The students are guided to the conceptual understanding through questioning by their classmates, as well as by me.  The students communicate with each other and must agree upon the answer to the problem.  Because the students must agree upon the answer, this will take discussion, critiquing, and justifying of answers by both students.  As the pairs discuss the problem, they must be precise in their communication within their groups using the appropriate math terminology for this skill.  As I walk around, I am listening for the students to use "talk" that will lead to the answer. I am holding the students accountable for their own learning.  

As they work, I monitor and assess their progression of understanding through questioning. 

1. Is the fraction less than 1/2, equal to 1/2, or greater than 1/2?

2. How can you use a model to help you compare the fractions?

3.  Does the fraction strips validate your answer?

4.  Explain your answer.

As I walked around the classroom, I heard the students communicate with each other about the assignment.  I hear the classroom chatter and constant discussion among the students.  Before Common Core, I thought that a quiet class working out of the book was the ideal class.  Now, I am amazed at some of the conversation going on in the classroom between the students. 

 Any groups that finish the assignment early, can go to the computer to practice the skill at the following site until we are ready for the whole group sharing:


My Findings:

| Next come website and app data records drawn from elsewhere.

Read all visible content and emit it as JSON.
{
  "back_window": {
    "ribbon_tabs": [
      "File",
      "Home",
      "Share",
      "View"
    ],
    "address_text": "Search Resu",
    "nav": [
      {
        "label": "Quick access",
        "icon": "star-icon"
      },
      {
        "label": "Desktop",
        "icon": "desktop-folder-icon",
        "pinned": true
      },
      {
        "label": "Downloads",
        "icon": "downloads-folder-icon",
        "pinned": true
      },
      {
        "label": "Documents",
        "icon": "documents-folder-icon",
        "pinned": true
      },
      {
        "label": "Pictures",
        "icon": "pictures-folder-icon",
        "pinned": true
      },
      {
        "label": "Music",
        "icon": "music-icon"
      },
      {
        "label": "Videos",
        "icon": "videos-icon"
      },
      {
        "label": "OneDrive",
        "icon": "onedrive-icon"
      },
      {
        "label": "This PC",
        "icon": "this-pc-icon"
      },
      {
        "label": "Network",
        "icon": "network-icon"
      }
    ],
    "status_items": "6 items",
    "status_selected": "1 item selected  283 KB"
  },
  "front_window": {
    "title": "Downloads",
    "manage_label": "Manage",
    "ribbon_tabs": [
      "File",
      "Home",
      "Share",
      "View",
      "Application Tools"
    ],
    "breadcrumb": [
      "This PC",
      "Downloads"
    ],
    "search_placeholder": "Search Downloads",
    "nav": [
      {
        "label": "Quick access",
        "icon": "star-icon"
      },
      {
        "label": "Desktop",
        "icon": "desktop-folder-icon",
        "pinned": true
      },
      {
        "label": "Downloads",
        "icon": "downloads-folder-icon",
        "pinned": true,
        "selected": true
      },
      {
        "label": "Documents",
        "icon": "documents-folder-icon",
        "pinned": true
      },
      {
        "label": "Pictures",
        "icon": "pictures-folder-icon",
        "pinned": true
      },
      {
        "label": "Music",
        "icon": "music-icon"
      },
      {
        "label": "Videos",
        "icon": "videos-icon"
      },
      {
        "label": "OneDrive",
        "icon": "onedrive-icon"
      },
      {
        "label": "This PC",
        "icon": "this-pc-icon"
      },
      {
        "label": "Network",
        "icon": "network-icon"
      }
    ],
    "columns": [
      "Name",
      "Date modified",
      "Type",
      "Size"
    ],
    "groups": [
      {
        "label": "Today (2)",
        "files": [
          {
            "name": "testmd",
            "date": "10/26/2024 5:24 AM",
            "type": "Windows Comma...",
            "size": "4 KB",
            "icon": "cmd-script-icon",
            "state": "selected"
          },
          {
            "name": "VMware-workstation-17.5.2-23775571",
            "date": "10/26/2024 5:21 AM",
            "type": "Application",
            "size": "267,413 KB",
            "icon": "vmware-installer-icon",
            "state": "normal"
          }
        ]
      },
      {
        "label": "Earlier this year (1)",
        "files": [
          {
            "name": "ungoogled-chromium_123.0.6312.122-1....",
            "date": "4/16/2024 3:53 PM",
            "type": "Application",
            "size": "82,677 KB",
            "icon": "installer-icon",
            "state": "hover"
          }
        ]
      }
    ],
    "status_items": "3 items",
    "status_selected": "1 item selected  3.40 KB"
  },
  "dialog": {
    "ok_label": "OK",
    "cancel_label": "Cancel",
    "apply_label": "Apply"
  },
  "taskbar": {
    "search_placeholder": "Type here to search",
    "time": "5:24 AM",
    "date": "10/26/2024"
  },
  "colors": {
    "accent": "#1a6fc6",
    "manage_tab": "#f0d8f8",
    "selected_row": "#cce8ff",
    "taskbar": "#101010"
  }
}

 As I walked around while the students worked as pairs, I had to help several students with using the benchmark fraction 1/2.  There are some students that can easily grasp a concept, but there are others that struggle.  I used questioning to help guide these struggling students.  Some students could not quite figure out the 1/2 without seeing models.  Therefore, in some cases, we had to draw a model of the denominator and circle half of them.  If the denominator was an odd number (as in our example in the whole class discussion), the students had to have an understanding of counting by halves.  I don't think that the idea of counting by halves connected with some of the students.  (Sometimes, students learn things and can't apply them in other situations.)  

Using a benchmark is not an easy concept for most students, therefore, I expected the students to struggle.  Some of the students wanted to take the easy way out and just use the fraction strips, but I encouraged them to think about the concept.  Look at the denominator and determine half of it.  Check to see how the numerator compares to that number.  I know that the students will get better at using benchmarks.  The more that they are exposed to a skill, the easier it will get.  We will continue to use benchmarks when applicable to the lesson. 


15 minutes

To close the lesson, I have one or two pairs share their answers.  This gives those students who still do not understand another opportunity to learn it.  I like to use my document camera to show the students' work during this time.  Some students do not understand what is being said, but understand clearly when the work is put up for them to see.

I feel that by closing each of my lessons by having students share their work is very important to the success of the lesson.  Students need to see good work samples (Student Work 1) (Student Work 2), as well as work that may have incorrect information.  More than one student may have had the same misconception.  During the closing of the lesson, all misconceptions that were spotted during the group activity will be addressed whole class.  

 Each student completes an exit ticket to complete individually.  On their paper, they compare the fractions 2/3 and 4/6.  Group activities are great, but I need to know how well each student is doing on their own. The exit tickets are collected at the end of class.  This gives me further data on how the students are comprehending individually.   All struggling students identified from the data on the exit tickets will receive further instruction in small group.